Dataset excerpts
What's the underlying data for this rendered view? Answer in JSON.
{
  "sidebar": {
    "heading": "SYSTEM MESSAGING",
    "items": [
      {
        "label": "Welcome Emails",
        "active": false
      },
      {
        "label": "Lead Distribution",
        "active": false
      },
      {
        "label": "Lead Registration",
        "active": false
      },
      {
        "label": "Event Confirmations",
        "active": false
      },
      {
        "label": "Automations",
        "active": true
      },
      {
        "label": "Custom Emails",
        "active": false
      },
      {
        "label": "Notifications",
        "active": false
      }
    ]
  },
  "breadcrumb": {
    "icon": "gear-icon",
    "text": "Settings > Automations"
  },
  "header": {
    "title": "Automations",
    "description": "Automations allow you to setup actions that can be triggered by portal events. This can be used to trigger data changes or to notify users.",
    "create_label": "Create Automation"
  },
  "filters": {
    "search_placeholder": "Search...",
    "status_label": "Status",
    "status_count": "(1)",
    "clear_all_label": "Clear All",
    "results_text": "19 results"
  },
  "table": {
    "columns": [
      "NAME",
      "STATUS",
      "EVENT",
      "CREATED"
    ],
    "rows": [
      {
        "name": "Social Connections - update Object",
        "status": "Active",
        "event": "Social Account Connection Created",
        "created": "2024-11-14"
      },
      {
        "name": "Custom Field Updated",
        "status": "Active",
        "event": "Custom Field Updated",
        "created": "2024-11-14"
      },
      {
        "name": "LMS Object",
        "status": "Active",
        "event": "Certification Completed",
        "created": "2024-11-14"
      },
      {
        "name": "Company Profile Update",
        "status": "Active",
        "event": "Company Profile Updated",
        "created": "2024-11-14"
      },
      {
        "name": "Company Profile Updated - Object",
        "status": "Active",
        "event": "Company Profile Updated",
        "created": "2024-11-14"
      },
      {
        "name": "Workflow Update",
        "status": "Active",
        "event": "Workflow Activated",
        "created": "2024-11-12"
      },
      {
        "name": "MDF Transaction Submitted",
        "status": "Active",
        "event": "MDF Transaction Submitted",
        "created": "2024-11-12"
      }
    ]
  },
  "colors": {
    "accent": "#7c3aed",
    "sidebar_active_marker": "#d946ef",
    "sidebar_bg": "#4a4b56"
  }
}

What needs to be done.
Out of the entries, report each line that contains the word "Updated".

Answer for the task.
        "name": "Custom Field Updated",
        "event": "Custom Field Updated",
        "event": "Company Profile Updated",
        "name": "Company Profile Updated - Object",
        "event": "Company Profile Updated",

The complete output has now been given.